To paint or party, celebrate or recover, Nancy Weintraub's big, old house with contemporary touches by Lead Pencil Studio invites it all.
“WHEN I would travel I’d get a housesitter, and I always told them, ‘I hope you’re going to have people over while you’re here. You need to use this house as it wants to be used. It has good energy.’ “
Who does this?
Nancy Weintraub, that’s who.
- WWU cancels classes Tuesday after racial threats on social media
- Seahawks re-sign Bryce Brown in Marshawn Lynch’s absence
- Report: Seahawks’ Marshawn Lynch has surgery Wednesday, could be back by late December
- Like Marshawn Lynch, Seahawks’ Thomas Rawls craves contact
- Seahawks ramblings: What got Cary Williams benched?
Most Read Stories
“I want all the furniture to be portable. We’ve had big, big parties here: big dance parties. I love to have people over. I cook. It’s second nature to me.”
Lots of people tell me that. But you know it’s true when Weintraub says it. As the former co-owner of the dearly departed Still Life Café in Fremont, she can cook. Hosting is second nature to her. And it’s hard to take notes while failing to resist bowls of blueberries and strawberries and nuts and chocolate.
Weintraub has been ensconced in her big, old (1905) Four Square on north Capitol Hill since she and her husband bought it in 1978 for $87,000.
“It was a disaster,” she says. “It was such an ugly, decrepit house. It was a rooming house. People had been living in the basement. The house was carved up into little pieces.”
Not for long. Weintraub got right to work.

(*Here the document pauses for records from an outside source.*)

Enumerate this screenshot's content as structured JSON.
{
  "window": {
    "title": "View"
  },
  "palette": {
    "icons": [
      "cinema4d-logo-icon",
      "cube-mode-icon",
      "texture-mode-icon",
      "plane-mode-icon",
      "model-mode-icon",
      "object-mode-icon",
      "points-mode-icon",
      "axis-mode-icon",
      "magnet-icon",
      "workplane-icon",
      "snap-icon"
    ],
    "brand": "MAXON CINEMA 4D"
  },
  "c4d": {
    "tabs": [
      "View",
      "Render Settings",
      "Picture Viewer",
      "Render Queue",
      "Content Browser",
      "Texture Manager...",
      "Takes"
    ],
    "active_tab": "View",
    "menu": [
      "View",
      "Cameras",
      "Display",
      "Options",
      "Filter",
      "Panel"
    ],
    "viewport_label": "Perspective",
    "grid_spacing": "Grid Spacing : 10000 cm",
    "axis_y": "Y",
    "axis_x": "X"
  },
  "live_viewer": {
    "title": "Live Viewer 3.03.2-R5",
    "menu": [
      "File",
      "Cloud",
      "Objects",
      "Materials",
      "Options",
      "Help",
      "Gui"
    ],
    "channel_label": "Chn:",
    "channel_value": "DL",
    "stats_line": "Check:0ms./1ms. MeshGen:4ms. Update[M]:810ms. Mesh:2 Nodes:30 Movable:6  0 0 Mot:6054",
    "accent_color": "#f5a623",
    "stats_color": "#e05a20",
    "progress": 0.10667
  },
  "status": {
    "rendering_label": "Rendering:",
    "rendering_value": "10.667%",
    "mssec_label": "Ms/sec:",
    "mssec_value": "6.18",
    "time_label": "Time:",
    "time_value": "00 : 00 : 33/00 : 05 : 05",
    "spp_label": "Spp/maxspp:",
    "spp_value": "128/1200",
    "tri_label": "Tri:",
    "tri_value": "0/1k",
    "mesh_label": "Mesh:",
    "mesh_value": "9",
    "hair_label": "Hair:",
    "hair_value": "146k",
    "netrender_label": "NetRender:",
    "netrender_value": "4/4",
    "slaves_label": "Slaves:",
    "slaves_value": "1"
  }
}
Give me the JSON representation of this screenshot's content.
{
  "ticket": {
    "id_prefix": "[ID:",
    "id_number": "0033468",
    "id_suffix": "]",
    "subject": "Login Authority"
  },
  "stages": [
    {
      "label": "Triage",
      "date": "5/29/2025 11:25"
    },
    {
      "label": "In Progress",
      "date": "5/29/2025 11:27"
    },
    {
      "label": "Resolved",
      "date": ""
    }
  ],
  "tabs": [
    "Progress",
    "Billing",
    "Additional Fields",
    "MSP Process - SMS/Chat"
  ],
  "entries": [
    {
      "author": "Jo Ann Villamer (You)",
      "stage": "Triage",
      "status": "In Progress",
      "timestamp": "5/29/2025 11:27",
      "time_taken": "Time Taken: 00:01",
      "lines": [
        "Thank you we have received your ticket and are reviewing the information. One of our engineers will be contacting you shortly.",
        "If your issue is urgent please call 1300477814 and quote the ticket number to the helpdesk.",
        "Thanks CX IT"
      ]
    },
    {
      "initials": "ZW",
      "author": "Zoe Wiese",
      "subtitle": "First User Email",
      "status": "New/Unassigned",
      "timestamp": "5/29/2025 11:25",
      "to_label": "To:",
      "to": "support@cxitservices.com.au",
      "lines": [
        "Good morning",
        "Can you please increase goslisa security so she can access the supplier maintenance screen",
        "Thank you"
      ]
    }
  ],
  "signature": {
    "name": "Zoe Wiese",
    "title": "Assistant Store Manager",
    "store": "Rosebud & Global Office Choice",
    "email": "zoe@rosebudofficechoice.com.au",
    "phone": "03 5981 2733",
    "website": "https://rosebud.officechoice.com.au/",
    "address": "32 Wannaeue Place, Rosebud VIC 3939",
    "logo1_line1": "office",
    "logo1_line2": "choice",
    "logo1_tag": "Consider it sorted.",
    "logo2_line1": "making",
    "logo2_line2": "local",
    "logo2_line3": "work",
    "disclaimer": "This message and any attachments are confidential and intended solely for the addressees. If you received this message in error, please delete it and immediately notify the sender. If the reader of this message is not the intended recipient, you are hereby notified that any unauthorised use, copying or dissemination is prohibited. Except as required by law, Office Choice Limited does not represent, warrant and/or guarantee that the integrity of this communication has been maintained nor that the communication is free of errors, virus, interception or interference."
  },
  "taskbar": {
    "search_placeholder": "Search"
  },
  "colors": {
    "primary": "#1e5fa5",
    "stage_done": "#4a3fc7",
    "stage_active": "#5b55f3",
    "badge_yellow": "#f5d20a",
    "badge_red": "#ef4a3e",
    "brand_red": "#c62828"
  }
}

“You know what we did for $20,000? We rewired, replumbed, opened the kitchen, which was three rooms. We laid tile. We were scrappy.”
Now, at 67, her husband passed on and sons grown, Weintraub remains wonderfully ever so. Ask about a date or a price, and she whips out a heavy black binder and flips right to the receipt.
“We’ve been through a lot here,” she says, meaning the house and herself. “We’ve had weddings here. Friends who are getting a divorce stay on the third floor.”
Remodels came piecemeal. The kitchen is on its second makeover; stainless-steel sinks soldered seamlessly into the steel counter. Garage doors (front and back) slide horizontally, great for the catering truck.
Everywhere there is art, on the walls, the walls themselves. Weintraub worked at Traver/Sutton Gallery before opening Still Life. Her son, Adam, is a photographer; son Josh, a painter. Overhead, at the entrance and over her bed, are ceilings shimmering in silver leaf by Cathy Conner of Studio C.
Weintraub was careful not to strip the house of its history while adding her signature. Downstairs she restored and expanded oak flooring inlaid with mahogany. Leaded windows throughout were restored and refitted.
The living-room fireplace got the treatment nine years ago. Weintraub had called Lead Pencil Studio for a color consult. Spying the ugly living-room fireplace, they told her, “You have to take this out.” Their idea: a sueded-gray stucco wall behind a fat, blackened-steel fireplace, rounded to make it strong and soft. The result seduces.
“How can you not touch it?” Weintraub says, giving it a rub.
Upstairs? She went for it. And the result is a masterwork of contemporary-organic remodeling by Lead Pencil’s Annie Han and Daniel Mihalyo, built by S.R. Company, Inc.
“It works when you look up,” Weintraub says, pointing from the fireplace to the blackened-steel-and-walnut stairs across the way. “Here’s the steel, and there’s the steel.”
The climb leads to walnut floors, doors and cabinetry; marble bathroom counters; Venetian-plaster walls; iridescent Ann Sacks tiles.
“I wouldn’t hire an architect and watch over them,” Weintraub says. “I hired them and let them go.
“Everywhere you look there are surprises in my house. This is my refuge. People are always welcome here.”
Rebecca Teagarden writes about architecture and design for Pacific NW magazine. Benjamin Benschneider is a magazine staff photographer.